Pearl Harbor report kept secret by Navy

Further study to be made of findings

Steele: Philippines drive elates Chinese

Asiatics now believe help is near
By A. T. Steele

U.S. raid on Rangoon reported by Japs

By the United Press

British battle into Cesena, Italy

Is Washington safe for women? People wonder after three murders

Girl workers warned never to walk alone
By Martha Strayer, special to the Pittsburgh Press

Churchill, Stalin map blow at Reich

Progress reported on Polish crisis

Poll: Young voters still favor Roosevelt

Those of 50 or over support Dewey
By George Gallup, Director, American Institute of Public Opinion


Bricker blasts ‘indispensability’

Failures paved way for war, he charges

Provo, Utah (UP) –
Ohio Governor John W. Bricker today labeled President Roosevelt’s “vaunted indispensability” for foreign affairs a “myth” and blamed him for failure of the 1933 World Economic Conference which, he said, paved the way for the present war.

In a speech prepared for delivery here, the Republican vice-presidential nominee asserted the New Deal did not want next month’s election decided solely on domestic issues, because it feared “an overwhelming defeat.” Instead, he said, the Democrats want the campaign based on foreign issues because they think they can win on them.

Governor Bricker said:

The New Dealers believed they have been able to keep the people in the dark on foreign affairs so that their high-sounding phrases and noble platitudes will sound persuasive. …The New Deal candidate’s vaunted indispensability for foreign affairs is pure myth.

Governor Bricker said the “tragic story” of the London conference “proves” the myth. American delegates, he said, lacked purpose and direction, were split by dissension, and when they finally seemed on the verge of a minor agreement, “Mr. Roosevelt sent a blighting message to the conference blasting all hopes.”

Governor Bricker said:

That closed the door on international conferences until war broke out. Germany was given a free rein to go ahead.

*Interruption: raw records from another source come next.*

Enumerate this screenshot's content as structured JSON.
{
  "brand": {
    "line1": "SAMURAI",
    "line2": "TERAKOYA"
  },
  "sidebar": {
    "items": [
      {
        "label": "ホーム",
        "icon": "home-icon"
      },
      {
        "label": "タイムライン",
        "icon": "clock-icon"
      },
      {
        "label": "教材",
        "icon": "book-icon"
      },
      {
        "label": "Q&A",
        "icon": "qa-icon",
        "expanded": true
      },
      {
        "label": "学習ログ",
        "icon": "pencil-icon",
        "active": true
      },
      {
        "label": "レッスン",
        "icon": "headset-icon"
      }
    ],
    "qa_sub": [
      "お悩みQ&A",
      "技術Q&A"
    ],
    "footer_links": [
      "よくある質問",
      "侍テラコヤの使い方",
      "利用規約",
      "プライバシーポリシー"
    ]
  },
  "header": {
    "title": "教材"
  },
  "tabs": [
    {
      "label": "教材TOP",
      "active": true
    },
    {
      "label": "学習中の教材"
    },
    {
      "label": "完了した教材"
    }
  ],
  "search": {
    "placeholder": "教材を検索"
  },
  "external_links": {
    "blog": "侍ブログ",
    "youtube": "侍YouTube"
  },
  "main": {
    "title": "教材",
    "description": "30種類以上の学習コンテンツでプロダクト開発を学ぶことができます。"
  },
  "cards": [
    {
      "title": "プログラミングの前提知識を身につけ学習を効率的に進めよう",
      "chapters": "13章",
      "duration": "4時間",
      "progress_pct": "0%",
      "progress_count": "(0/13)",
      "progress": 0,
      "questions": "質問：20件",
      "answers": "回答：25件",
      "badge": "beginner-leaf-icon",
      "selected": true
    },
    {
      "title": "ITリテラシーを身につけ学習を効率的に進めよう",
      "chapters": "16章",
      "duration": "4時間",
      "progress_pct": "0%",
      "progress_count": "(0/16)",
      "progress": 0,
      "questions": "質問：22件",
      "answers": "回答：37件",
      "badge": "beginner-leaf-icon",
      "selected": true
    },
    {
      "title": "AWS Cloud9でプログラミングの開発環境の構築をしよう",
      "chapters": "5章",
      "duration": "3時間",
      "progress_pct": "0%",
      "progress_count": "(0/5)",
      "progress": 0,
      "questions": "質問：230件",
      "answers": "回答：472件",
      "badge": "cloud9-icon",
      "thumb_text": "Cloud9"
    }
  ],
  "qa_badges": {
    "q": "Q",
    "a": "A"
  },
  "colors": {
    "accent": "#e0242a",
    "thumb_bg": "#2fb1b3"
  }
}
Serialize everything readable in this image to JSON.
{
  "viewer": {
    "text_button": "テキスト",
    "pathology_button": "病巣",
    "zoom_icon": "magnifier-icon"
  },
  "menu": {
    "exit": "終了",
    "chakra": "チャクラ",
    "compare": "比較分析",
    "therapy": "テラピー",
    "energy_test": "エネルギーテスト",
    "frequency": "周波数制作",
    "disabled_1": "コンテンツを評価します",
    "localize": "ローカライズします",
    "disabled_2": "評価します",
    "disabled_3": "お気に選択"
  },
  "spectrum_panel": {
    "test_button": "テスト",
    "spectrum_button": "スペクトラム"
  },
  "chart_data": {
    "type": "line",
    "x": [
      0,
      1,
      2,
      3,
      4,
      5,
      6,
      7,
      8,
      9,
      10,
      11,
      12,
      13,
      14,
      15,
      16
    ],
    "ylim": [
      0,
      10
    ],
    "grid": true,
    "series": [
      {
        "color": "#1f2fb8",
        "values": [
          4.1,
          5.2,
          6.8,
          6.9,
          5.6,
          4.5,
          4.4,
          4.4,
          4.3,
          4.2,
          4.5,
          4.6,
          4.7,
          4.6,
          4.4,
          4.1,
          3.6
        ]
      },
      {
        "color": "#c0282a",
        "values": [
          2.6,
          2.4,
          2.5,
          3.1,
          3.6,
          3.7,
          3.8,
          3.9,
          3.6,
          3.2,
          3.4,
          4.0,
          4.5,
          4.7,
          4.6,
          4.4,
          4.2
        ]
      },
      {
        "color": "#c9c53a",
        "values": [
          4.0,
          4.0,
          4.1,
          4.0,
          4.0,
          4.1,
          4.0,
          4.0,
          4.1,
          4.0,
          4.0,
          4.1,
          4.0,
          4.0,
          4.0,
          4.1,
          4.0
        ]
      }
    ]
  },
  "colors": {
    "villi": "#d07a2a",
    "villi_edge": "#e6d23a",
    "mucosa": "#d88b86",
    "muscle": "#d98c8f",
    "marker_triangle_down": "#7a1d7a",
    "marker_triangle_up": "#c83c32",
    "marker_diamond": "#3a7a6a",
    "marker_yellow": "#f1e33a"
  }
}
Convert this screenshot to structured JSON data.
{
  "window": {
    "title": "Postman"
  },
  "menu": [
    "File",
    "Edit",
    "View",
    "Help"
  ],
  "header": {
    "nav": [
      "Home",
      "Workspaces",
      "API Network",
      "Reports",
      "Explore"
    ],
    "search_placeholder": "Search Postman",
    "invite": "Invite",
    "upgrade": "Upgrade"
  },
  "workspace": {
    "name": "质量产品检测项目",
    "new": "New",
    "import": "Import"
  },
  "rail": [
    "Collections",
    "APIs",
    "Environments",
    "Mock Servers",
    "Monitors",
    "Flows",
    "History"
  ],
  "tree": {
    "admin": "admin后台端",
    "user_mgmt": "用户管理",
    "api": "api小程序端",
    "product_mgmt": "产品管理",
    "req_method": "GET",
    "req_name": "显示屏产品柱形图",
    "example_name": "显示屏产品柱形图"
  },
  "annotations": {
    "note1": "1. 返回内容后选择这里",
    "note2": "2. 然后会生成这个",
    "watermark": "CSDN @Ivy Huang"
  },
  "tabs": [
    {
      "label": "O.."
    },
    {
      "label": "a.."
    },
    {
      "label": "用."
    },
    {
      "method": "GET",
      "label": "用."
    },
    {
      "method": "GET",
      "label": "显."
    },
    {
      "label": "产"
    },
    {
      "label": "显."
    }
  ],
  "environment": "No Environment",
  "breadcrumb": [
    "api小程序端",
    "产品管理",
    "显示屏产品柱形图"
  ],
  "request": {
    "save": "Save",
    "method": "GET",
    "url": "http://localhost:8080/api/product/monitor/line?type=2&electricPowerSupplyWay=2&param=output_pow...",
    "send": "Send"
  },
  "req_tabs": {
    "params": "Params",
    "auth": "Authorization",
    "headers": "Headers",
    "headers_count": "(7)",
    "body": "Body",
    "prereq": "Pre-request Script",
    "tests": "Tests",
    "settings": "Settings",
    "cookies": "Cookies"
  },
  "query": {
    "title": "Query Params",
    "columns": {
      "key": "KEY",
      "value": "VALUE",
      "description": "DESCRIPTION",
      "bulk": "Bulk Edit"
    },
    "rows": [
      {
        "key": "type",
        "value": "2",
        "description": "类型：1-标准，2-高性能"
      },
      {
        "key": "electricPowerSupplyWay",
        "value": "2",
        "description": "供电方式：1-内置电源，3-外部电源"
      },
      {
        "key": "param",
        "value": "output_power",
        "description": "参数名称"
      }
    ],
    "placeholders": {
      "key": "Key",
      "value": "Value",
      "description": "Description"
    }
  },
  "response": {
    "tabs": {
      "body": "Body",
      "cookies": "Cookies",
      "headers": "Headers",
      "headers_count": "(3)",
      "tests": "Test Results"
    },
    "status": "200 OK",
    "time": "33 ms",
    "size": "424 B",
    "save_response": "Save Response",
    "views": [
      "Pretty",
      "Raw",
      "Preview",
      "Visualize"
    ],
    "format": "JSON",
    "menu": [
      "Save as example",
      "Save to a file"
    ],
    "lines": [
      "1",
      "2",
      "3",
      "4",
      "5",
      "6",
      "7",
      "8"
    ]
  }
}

Can’t trust Dewey, Truman charges

Butte, Montana (UP) –
Senator Harry S. Truman said last night that Governor Thomas E. Dewey had to be “smoked out” on foreign affairs and that a “man who has to be smoked out isn’t to be trusted.”

Addressing a Democratic rally here, Senator Truman departed from his prepared text to say:

Mr. Dewey has been a long time finding where he stands on world affairs. We finally smoked him out. A man who has to be smoked out isn’t to be trusted.

In other departures from his prepared speech, Senator Truman urged unity among groups primarily interested in reclamation, flood control and power development in the Missouri Valley to promote the development of all three, and he spoke out for the first time on his campaign tour against sectional discriminations in freight rates.

He pledged the administration would extend rural electrification after the war if it is kept in office Nov. 7.


Wallace warns Midwest farmers

Omaha, Nebraska (UP) –
A Republican victory in the November election would lead to the “same abyss of crumbling farm prices” that occurred during the farm board days of the Hoover administration, Vice President Henry A. Wallace declared here last night.

Mr. Wallace said:

The Republicans want to do the farm board all over again. The Republican high command wants to destroy the AAA and the ever-normal granary. It advocates crop loans and support prices without the ever-normal granary.

He cited the Congressional records of party support of farm legislation under the New Deal and then asked who the farmers’ friends were.

He asked:

Will it be the Governor of Ohio and the Governor of New York, or will it be Franklin D. Roosevelt and Harry Truman?

As cries of “yes, yes” rolled, from the audience, he asked for the election of Democratic Congressmen – “tools for Roosevelt to work with.”

Editorial: The decision at Aachen


Editorial: Something went wrong – twice